[App and web page records]
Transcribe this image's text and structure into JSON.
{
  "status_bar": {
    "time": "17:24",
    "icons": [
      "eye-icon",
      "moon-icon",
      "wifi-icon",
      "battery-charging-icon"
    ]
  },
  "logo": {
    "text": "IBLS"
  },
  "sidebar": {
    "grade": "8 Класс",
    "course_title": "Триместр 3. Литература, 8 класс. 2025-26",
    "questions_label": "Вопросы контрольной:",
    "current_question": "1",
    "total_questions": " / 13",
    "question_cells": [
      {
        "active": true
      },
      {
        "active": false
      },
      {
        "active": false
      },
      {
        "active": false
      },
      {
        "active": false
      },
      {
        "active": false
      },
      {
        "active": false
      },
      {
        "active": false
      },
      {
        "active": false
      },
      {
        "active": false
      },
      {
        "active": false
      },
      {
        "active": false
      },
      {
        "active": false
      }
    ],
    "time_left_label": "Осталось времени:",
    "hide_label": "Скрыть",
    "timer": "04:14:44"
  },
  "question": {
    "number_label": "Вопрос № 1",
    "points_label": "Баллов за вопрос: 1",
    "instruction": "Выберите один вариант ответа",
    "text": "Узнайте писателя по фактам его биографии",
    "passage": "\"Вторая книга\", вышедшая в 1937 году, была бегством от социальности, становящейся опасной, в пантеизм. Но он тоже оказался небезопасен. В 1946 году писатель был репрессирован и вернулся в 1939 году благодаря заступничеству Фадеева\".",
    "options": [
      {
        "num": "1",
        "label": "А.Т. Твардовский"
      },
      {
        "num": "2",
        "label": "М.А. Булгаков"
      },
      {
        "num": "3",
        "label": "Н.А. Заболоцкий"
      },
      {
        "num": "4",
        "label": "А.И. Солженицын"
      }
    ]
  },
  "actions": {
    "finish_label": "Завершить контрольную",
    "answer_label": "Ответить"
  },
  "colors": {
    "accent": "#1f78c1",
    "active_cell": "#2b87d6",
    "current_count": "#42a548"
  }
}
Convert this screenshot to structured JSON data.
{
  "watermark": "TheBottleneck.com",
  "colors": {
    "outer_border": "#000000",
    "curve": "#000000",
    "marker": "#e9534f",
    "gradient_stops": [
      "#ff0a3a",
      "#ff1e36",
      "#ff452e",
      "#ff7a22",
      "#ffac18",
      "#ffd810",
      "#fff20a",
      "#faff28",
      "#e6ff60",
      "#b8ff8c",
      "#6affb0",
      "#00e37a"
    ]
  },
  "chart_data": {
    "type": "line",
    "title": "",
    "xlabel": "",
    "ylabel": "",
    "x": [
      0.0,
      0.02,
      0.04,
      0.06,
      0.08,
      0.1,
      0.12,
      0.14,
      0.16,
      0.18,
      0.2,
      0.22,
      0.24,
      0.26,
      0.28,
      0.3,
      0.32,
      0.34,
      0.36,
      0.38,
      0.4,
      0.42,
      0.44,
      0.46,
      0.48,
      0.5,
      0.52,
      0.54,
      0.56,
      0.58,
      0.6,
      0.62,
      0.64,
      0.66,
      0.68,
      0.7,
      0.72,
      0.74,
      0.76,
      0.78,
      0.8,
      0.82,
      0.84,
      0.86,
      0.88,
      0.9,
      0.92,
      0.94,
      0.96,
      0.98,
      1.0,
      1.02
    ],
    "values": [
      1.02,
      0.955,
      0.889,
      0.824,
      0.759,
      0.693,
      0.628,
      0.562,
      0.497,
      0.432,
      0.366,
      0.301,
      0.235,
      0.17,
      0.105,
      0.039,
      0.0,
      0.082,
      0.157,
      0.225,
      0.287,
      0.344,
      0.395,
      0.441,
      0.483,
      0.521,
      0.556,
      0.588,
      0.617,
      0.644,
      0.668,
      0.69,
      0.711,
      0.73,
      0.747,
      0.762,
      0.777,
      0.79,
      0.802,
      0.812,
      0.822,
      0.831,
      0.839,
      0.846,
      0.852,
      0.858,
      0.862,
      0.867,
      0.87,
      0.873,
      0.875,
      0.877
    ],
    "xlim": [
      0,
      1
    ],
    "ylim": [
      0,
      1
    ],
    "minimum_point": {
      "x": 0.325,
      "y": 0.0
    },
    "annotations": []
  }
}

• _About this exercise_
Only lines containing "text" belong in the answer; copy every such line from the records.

• _Answer area_
Transcribe this image's text and structure into JSON.
    "text": "IBLS"
    "text": "Узнайте писателя по фактам его биографии",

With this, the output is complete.